The pianist wrote Florentin, already recorded on his first album, as a happy and energetic song which also anchors live concerts. Florentin is an area near Jaffa in the south of Tel Aviv where he met his wife and used to live. The complex rhythms of the song recall the sounds of this once Sephardic Jewish area that attracted many younger residents and artists and whose often “bohemian” lifestyle co-exists alongside a garment district where Jewish and Arab wholesalers trade in furniture and clothing.
The adapted songs on the album are originally by well known Israeli singers and musicians and as Lovett admits “here, have a lot to do with sentimentalism. You could almost write homesick on the album cover.” In the process, Lovett celebrates the rich tradition of Israeli songwriting.
Hofim (The shore) is the first and last track on the album. The lyrics, written by Nathan Yonatan, describe “where the shore meets the land, or where you meet yourself.” A solo piano piece, the music is lyrical and reflective, moving between classical and jazz rhythms.
Shir Tishrey (Tishrey Song) was first performed by Chava Alberstein. Tishrey is the first month of the Jewish moon calendar falling September / October and “this is a song of hope and change when summer is over and the temperature levels drop. Farmers are happier because rain is due and the Jewish High Holidays are approaching.”
Ata Mitorer (Waking up) was written by the singer/songwriter Rona Kenan for her father Amos the well-known journalist and writer. “He had Alzheimer’s and it’s about waking in an empty bed, the pillow still warm, like a phantom memory – the demise of an impressive man.”
Ein Gedi was written by two teenagers in the 1950s about the Kibbutz on the Dead Sea, “a wonderful composition, their moment of inspiration about the special magic of the place. When I play these well-known songs,” reflects Lovett “I’m deeply moved. They go to my heart which is singing when I play them. They’re familiar and mean so much to me. I’m with the tune. I am the song.”

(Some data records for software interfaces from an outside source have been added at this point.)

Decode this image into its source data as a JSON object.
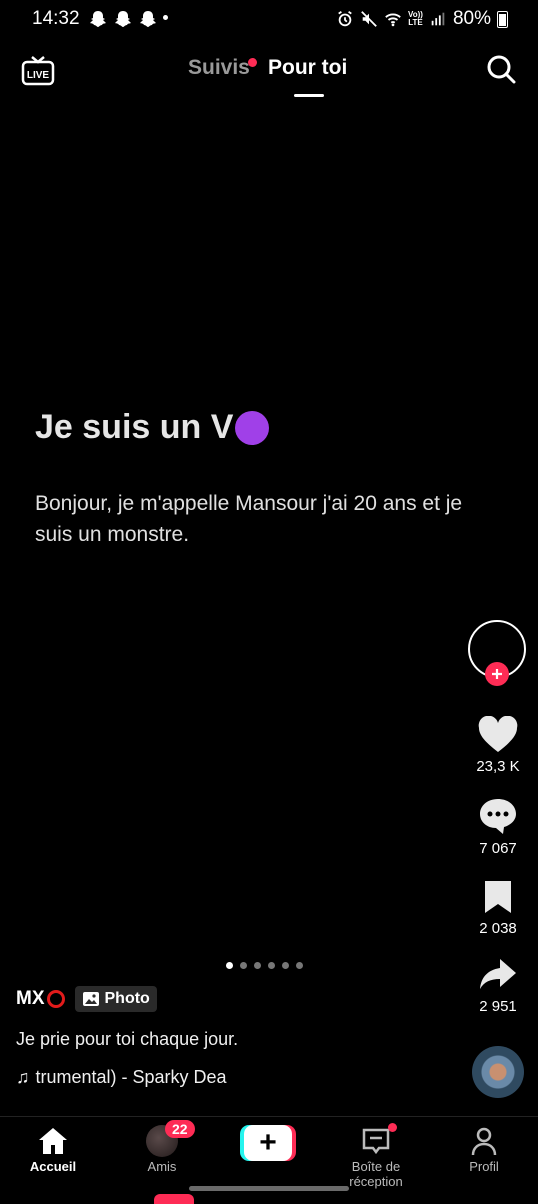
{
  "status_bar": {
    "time": "14:32",
    "battery": "80%",
    "volte_top": "Vo))",
    "volte_bottom": "LTE"
  },
  "top_nav": {
    "live_label": "LIVE",
    "tab_following": "Suivis",
    "tab_foryou": "Pour toi"
  },
  "post": {
    "title": "Je suis un V",
    "body": "Bonjour, je m'appelle Mansour j'ai 20 ans et je suis un monstre.",
    "author": "MX",
    "type_badge": "Photo",
    "caption": "Je prie pour toi chaque jour.",
    "music": "trumental) - Sparky Dea",
    "slides_total": 6,
    "slide_active": 1
  },
  "actions": {
    "likes": "23,3 K",
    "comments": "7 067",
    "saves": "2 038",
    "shares": "2 951"
  },
  "bottom_nav": {
    "home": "Accueil",
    "friends": "Amis",
    "friends_badge": "22",
    "inbox": "Boîte de réception",
    "profile": "Profil"
  },
  "colors": {
    "accent": "#fe2c55",
    "cyan": "#25f4ee",
    "purple": "#a040e8"
  }
}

The trio perfectly captures the blend of classical, jazz, north African and Mediterranean music influences. The pianist enthuses about his long-time Australian drummer Aidan Lowe. “He’s been with me for ten years,” says Lovett “on all my albums and he’s the only drummer I can imagine playing the music. I’ve played with other more famous, great musicians, but Aidan has a unique sensitivity and musicality. He plays underneath the music. That’s hard for a drummer.” Jan Sedlák, the Czech bass player, is a recent addition to the ensemble. “I had a concert in Berlin and my regular couldn’t make it. Jan learnt everything by heart and we really understood each other. He grows and gets better every time we play. A very positive and determined young man.”
Lovett and his trio continue the storytelling tradition of the highly regarded previous album Beyond Good and Evil. Through The Rain is thoughtful, subtle and musically brilliant – soothing and balanced, yet surprising and full of new ideas. Jazz at its best.